Mohammad Wasay, Aga Khan University
Alper I. Dai,, Gaziantep University, Turkey
Mohsin Ansari, Metro Health Medical Center, Ohio
Zubair Shaikh, University of Michigan, Michigan
E .S. Roach, Ohio State University, Columbus

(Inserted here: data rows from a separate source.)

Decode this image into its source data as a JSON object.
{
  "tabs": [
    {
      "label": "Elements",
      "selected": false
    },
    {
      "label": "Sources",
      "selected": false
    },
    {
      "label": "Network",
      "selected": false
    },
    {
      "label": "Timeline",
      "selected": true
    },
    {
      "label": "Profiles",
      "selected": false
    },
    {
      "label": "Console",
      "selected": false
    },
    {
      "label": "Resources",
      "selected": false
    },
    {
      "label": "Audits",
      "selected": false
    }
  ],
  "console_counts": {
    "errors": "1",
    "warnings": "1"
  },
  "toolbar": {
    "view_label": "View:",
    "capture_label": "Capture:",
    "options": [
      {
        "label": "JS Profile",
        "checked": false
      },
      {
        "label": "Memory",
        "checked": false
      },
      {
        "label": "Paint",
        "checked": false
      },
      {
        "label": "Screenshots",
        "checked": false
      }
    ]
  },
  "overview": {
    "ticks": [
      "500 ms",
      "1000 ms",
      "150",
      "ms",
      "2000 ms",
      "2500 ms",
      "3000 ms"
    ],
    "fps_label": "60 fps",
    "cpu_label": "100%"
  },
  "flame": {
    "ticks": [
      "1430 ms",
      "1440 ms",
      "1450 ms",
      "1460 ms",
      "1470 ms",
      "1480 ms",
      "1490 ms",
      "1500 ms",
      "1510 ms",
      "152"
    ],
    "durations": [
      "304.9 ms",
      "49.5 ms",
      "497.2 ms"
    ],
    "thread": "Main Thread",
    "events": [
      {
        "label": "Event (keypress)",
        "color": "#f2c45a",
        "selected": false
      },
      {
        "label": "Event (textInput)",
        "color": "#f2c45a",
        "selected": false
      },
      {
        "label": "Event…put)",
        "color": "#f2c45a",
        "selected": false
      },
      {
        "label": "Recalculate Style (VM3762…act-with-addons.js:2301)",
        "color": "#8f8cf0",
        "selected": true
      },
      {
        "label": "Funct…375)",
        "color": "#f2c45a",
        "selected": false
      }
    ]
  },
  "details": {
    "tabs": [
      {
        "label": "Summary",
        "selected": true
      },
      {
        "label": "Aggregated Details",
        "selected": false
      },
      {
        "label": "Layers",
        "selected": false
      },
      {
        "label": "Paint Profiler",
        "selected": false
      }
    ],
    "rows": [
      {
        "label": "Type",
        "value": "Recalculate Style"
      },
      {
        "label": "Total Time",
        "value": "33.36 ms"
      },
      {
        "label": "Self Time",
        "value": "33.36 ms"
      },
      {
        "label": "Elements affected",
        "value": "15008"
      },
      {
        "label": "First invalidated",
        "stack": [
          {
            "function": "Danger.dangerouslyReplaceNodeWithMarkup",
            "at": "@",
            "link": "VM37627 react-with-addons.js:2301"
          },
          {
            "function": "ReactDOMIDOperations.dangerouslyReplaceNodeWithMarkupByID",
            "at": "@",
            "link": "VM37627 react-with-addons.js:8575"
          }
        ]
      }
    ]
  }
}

This study presents a large multicenter cohort of children with cerebral venous thrombosis from 5 centers in the United States and analyzes their clinical findings and risk factors. Seventy patients were included in the study (25 neonates, 35%). The age ranged from 6 days to 12 years. Thirty-eight (55%) were younger than 6 months of age, and 28 (40%) were male. Presenting features included seizures (59%), coma (30%), headache (18%), and motor weakness (21%). Common neurological findings included decreased level of consciousness (50%), papilledema (18%), cranial nerve palsy (33%), hemiparesis (29%), and hypotonia (22%). Predisposing factors were identified in 63 (90%) patients. These included infection (40%), perinatal complications (25%), hypercoagulable/hematological diseases (13%), and various other conditions (10%). Hemorrhagic infarcts occurred in 40% of the patients and hydrocephalus in 10%. Transverse sinus thrombosis was more common (73%) than sagittal sinus thrombosis (35%). Three children underwent thrombolysis, 15 patients received anticoagulation, and 49 (70%) were treated with antibiotics and hydration. Nine (13%) patients (6 of them neonates) died. Twenty-nine patients (41%) were normal, whereas 32 patients (46%) had a neurological deficit at discharge. Seizures and coma at presentation were poor prognostic indicators. In conclusion, cerebral venous thrombosis predominantly affects children younger than age 6 months. Mortality is high (25%) in neonatal cerebral venous thrombosis. Only 18 (25%) patients were treated with anticoagulation or thrombolysis.